This might also explain why talk of when a market correction would be desirable for the Chinese authorities is heard. Ideally, any pullback should wait until after the 2008 Beijing Olympics, while this autumn the Communist Party convenes its 17th congress to approve the top leadership changes before the National People’s Congress elects a new government in March. A stock market slump would not give the impression of economic buoyancy needed during the sensitive periods of major leadership changes.
In the absence of traditional measures to cool the market such as significantly raising interest rates, another solution the authorities are eyeing to bolster the stock market is by adding better quality companies to soak up excess liquidity. As the theory goes, if you put better companies in the market, you will get a stronger, more stable market.
While traditionally China’s best companies opted for overseas markets such as Hong Kong, now it’s reported the State Council is to approve the first batch of five major red-chip companies, including China Mobile Ltd. and Lenovo Group Ltd.
to issue A-shares soon….
Taking this further, last week a story also ran that venerable HSBC Holdings Plc. was being wooed to list A-shares in China….But again we come back to the issue of price setting for the listing. If the CRSC controls pricing and dictates mainland investors must get to buy in at a discount, it’s likely to be a non starter….
Ultimately, there is no quick fix to provide a stock market that is efficient and less like a state sponsored casino…. As the analysts at BCA Research put it in a recent note: “We have no doubt if China’s market continues to spike up, the stage will be set for a very violent drop.”
And to Roubini’s thesis:
…Asia has learned the wrong lessons from its 1997-98 crisis….
[T]he current East Asia financial and currency policies represent a return to fixed exchange rates as most – but not all – of the policy makers in the region are aggressively preventing a necessary currency appreciation via massive and growing amounts of forex reserve accumulation. Such reserve accumulation has been at the rate of $450 billion in 2006 alone and now at an even faster rate in 2007. By now the stock of forex reserve in Asia is over $2.5 trillion and rising rapidly.
These policies are however creating – via partially sterilized intervention – a massive growth of monetary base and of credit in Asia that is feeding a variety of asset and financial bubbles as well as leading to goods inflation in some countries; these bubbles are dangerous and likely to lead to a financial bust over time.
These currency policies – effectively what has been referred to as the Bretton Woods 2 regime of fixed rates in Asia – have also made East Asia more dependent now than ever before on the US business cycle and on growth developments outside of Asia.
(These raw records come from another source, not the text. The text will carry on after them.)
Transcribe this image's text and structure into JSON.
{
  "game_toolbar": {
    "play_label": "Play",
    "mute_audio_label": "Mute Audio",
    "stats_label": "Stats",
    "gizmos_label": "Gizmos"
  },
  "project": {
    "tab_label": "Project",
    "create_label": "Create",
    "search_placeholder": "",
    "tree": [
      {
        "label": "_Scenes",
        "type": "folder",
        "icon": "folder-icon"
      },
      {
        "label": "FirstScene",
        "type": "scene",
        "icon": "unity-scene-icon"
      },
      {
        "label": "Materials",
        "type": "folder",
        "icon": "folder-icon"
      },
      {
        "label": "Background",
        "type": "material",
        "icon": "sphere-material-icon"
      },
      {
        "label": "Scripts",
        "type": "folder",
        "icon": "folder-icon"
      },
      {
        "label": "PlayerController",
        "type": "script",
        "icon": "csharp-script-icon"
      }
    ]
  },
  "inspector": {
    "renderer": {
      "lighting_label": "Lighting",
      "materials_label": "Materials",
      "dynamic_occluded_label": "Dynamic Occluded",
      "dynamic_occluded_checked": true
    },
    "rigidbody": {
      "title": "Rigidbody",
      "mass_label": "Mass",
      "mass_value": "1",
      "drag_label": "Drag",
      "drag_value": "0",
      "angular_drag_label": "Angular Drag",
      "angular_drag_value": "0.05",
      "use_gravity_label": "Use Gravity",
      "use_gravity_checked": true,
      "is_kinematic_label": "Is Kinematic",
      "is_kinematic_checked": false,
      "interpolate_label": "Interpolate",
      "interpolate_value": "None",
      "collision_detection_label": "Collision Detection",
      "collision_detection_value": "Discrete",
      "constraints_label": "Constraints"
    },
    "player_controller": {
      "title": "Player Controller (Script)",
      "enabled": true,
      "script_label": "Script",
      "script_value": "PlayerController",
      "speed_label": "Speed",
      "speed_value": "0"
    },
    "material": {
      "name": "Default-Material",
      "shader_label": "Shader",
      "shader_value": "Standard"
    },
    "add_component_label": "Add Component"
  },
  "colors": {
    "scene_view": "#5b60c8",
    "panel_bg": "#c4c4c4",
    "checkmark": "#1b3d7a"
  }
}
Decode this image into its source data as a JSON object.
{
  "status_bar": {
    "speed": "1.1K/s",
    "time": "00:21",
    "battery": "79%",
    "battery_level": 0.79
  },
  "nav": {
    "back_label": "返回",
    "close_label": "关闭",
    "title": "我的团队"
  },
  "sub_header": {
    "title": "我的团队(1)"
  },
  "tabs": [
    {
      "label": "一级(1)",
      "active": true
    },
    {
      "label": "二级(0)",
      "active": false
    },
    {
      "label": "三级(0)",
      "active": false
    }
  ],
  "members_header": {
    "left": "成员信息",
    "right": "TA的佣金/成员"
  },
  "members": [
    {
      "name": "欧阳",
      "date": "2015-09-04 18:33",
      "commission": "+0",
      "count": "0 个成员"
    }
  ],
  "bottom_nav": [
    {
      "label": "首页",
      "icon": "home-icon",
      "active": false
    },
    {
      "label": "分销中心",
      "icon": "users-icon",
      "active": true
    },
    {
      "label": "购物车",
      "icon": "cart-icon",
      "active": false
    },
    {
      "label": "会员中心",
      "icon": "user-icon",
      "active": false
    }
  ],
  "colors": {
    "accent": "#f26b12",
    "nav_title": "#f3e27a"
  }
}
Thus, China and Asia are now seriously vulnerable to a US hard landing that now looks more likely.
These Asian currency and financial policies have also contributed to global current account imbalances, to excessive global liquidity, to the bubbly conditions in a variety of global – not just Asian – asset markets and to a serious underpricing of risk in global financial markets.
Thus, Asia is fighting today the last war as vulnerabilities in Asia are very different today from those that led to the 1997-98 crisis. Asia instead is not addressing the financial vulnerabilities created by its currency policies that risk to lead – with or without a US hard landing – to a new and different type of financial crisis in Asia, one triggered by excessive liquidity, excessive credit growth and asset bubbles in many financial markets.
A full version of his paper is available here for premium subscribers.